Cool stuff. I've used aniracetam and oxiracetam (other acetylcholine modulators) but not Huperzine A, I'll try it out now.

Jan 23, 2013

Do what I did - get one of those timed switches that you plug in-line to the wall, set it to turn on at 5:30 am, and plug a space heater into the other side of it. works a treat and will cost maybe a hundred bucks to set up.

Jan 28, 2013

I'm tired as hell if I get less than 9 or 10 hours sleep. 6 or less and I'm toast. I sleep well though in my opinion, I usually fall asleep after reading a book pretty quickly and I'm in deep sleep rather quick. I know this cause my phone goes off with a bunch of text messages and emails through the night and it never wakes me up. If I don't set an alarm I'll routinely sleep in till 10, 11 or even noon for a good 9 to 11 hours sleep.

Any opinion on why I'm tired if I don't get 8 or 9 hours in?

Jan 22, 2013
Gmoney23:

I'm tired as hell if I get less than 9 or 10 hours sleep. 6 or less and I'm toast. I sleep well though in my opinion, I usually fall asleep after reading a book pretty quickly and I'm in deep sleep rather quick. I know this cause my phone goes off with a bunch of text messages and emails through the night and it never wakes me up. If I don't set an alarm I'll routinely sleep in till 10, 11 or even noon for a good 9 to 11 hours sleep.

Any opinion on why I'm tired if I don't get 8 or 9 hours in?

Sleep apnea

Jan 22, 2013
Gmoney23:

Any opinion on why I'm tired if I don't get 8 or 9 hours in?

Maybe you're a pussy?

    • 1
Jan 13, 2018

No that's normal. Most of the adults need on average 7-9 hours of sleep, especially if it's winter, if you slept less during the week, if you have intense days, if you are sick. I recommend Arianna Huffington's book, The Sleep revolution, it is really great! She says that some athletes sleep up to 12 hours a day before every big game in order to completely rest their muscles.

Jan 28, 2013

Anymore than 6 hours of sleep and you are wasting your day away.

As Arnold Schwarzenegger once said, "I've always figured out that there 24 hours a day. You sleep six hours and have 18 hours left. Now, I know there are some of you out there that say well, wait a minute, I sleep eight hours or nine hours. Well, then, just sleep faster, I would recommend. Because you only need to sleep six hours and then you have 18 hours left, and there are a lot of things you can accomplish."

To comment on people talking about body temperatures, to kickstart your efficiency in the morning, take a hot shower. It will increase your body temperature much quicker thus making you feel more alert and awake. Statistics show employees get the most work done from 10-12 AM because around 10 AM is when your body temperature has finally increased. Take a hot shower, and be ready at 8 AM instead.

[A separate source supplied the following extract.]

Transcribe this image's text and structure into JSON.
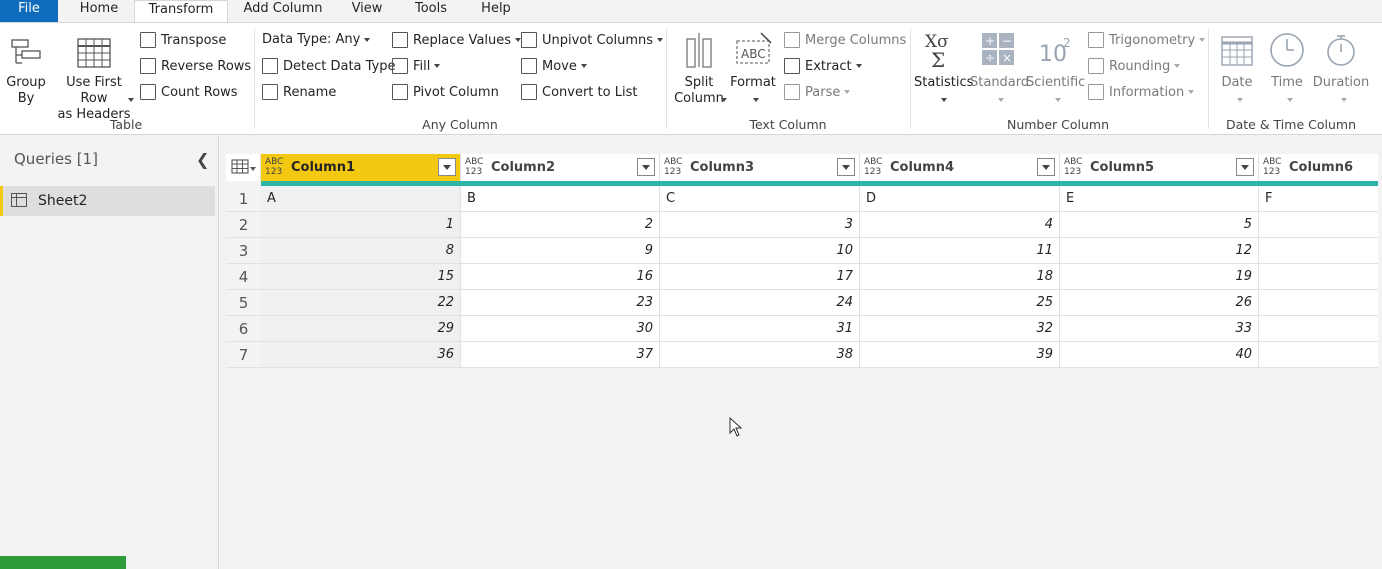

Jan 28, 2013
yeahright:

To comment on people talking about body temperatures, to kickstart your efficiency in the morning, take a hot shower. It will increase your body temperature much quicker thus making you feel more alert and awake. Statistics show employees get the most work done from 10-12 AM because around 10 AM is when your body temperature has finally increased. Take a hot shower, and be ready at 8 AM instead.

Dude, who doesn't have hot showers? Unless you're Hugh Jackman and you're training for Wolverine, and none of you are, so i doubt anyone is having voluntary cold showers.

Jan 28, 2013
Oreos:
yeahright:

To comment on people talking about body temperatures, to kickstart your efficiency in the morning, take a hot shower. It will increase your body temperature much quicker thus making you feel more alert and awake. Statistics show employees get the most work done from 10-12 AM because around 10 AM is when your body temperature has finally increased. Take a hot shower, and be ready at 8 AM instead.

Dude, who doesn't have hot showers? Unless you're Hugh Jackman and you're training for Wolverine, and none of you are, so i doubt anyone is having voluntary cold showers.

Haha
Good point, but I was differentiating between not taking a shower in the morning and taking a shower in the morning. Suppose I should of been more clear.

Jan 28, 2013

I'm a huge Tim Ferriss' fan, but Ive never had problems with sleep.

I would check out Dave Asprey's sleephacks, which are just as good as Tim's, but I consider Dave much better for experimenting.

http://www.bulletproofexec.com/category/sleephacks/

Jan 13, 2018

3am cannot fall asleep and reading this right now...

Jan 14, 2018

"If you always put limits on everything you do, physical or anything else, it will spread into your work and into your life. There are no limits. There are only plateaus, and you must not stay there, you must go beyond them." - Bruce Lee

Jan 14, 2018

"If you always put limits on everything you do, physical or anything else, it will spread into your work and into your life. There are no limits. There are only plateaus, and you must not stay there, you must go beyond them." - Bruce Lee